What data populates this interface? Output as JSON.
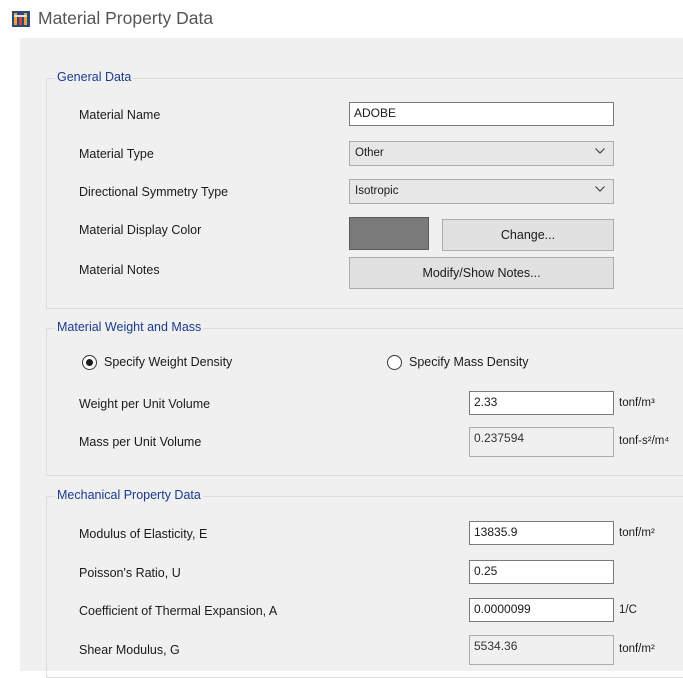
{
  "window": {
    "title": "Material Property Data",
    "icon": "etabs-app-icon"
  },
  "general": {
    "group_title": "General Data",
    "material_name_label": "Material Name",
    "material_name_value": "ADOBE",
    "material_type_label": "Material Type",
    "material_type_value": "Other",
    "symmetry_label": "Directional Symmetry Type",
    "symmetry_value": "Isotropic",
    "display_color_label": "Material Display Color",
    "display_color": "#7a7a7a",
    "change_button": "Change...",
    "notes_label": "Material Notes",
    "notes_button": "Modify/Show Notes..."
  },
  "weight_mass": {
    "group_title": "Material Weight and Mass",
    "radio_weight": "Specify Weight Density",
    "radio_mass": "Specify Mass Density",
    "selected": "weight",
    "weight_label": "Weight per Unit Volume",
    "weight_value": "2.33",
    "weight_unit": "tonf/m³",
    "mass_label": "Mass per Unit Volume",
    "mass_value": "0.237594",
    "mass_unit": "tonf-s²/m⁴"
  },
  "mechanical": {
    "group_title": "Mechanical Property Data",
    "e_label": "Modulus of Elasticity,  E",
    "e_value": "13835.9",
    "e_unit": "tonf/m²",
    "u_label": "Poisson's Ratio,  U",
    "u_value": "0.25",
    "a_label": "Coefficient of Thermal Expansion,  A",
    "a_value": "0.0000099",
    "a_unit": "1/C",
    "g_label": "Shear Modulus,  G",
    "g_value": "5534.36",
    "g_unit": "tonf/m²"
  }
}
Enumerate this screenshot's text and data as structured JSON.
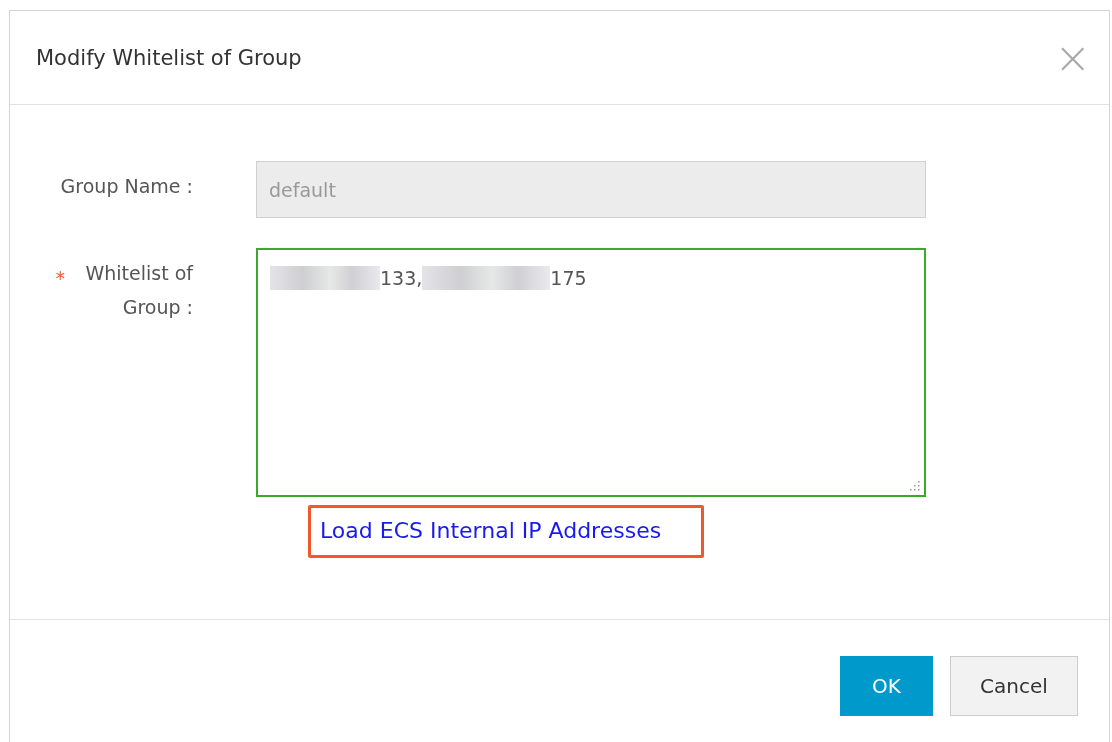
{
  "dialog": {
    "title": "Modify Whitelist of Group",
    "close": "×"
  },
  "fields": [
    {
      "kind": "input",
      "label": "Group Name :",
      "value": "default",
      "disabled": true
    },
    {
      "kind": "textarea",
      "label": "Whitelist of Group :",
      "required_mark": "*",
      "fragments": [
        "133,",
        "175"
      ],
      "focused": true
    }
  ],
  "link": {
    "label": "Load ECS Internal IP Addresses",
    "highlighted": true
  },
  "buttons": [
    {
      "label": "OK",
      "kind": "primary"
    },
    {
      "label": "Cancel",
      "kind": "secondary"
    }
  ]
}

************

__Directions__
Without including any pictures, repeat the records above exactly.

__Written response__
What data populates this interface? Output as JSON.
{
  "window": {
    "title": "Material Property Data",
    "icon": "etabs-app-icon"
  },
  "general": {
    "group_title": "General Data",
    "material_name_label": "Material Name",
    "material_name_value": "ADOBE",
    "material_type_label": "Material Type",
    "material_type_value": "Other",
    "symmetry_label": "Directional Symmetry Type",
    "symmetry_value": "Isotropic",
    "display_color_label": "Material Display Color",
    "display_color": "#7a7a7a",
    "change_button": "Change...",
    "notes_label": "Material Notes",
    "notes_button": "Modify/Show Notes..."
  },
  "weight_mass": {
    "group_title": "Material Weight and Mass",
    "radio_weight": "Specify Weight Density",
    "radio_mass": "Specify Mass Density",
    "selected": "weight",
    "weight_label": "Weight per Unit Volume",
    "weight_value": "2.33",
    "weight_unit": "tonf/m³",
    "mass_label": "Mass per Unit Volume",
    "mass_value": "0.237594",
    "mass_unit": "tonf-s²/m⁴"
  },
  "mechanical": {
    "group_title": "Mechanical Property Data",
    "e_label": "Modulus of Elasticity,  E",
    "e_value": "13835.9",
    "e_unit": "tonf/m²",
    "u_label": "Poisson's Ratio,  U",
    "u_value": "0.25",
    "a_label": "Coefficient of Thermal Expansion,  A",
    "a_value": "0.0000099",
    "a_unit": "1/C",
    "g_label": "Shear Modulus,  G",
    "g_value": "5534.36",
    "g_unit": "tonf/m²"
  }
}
Enumerate this screenshot's text and data as structured JSON.
{
  "dialog": {
    "title": "Modify Whitelist of Group",
    "close": "×"
  },
  "fields": [
    {
      "kind": "input",
      "label": "Group Name :",
      "value": "default",
      "disabled": true
    },
    {
      "kind": "textarea",
      "label": "Whitelist of Group :",
      "required_mark": "*",
      "fragments": [
        "133,",
        "175"
      ],
      "focused": true
    }
  ],
  "link": {
    "label": "Load ECS Internal IP Addresses",
    "highlighted": true
  },
  "buttons": [
    {
      "label": "OK",
      "kind": "primary"
    },
    {
      "label": "Cancel",
      "kind": "secondary"
    }
  ]
}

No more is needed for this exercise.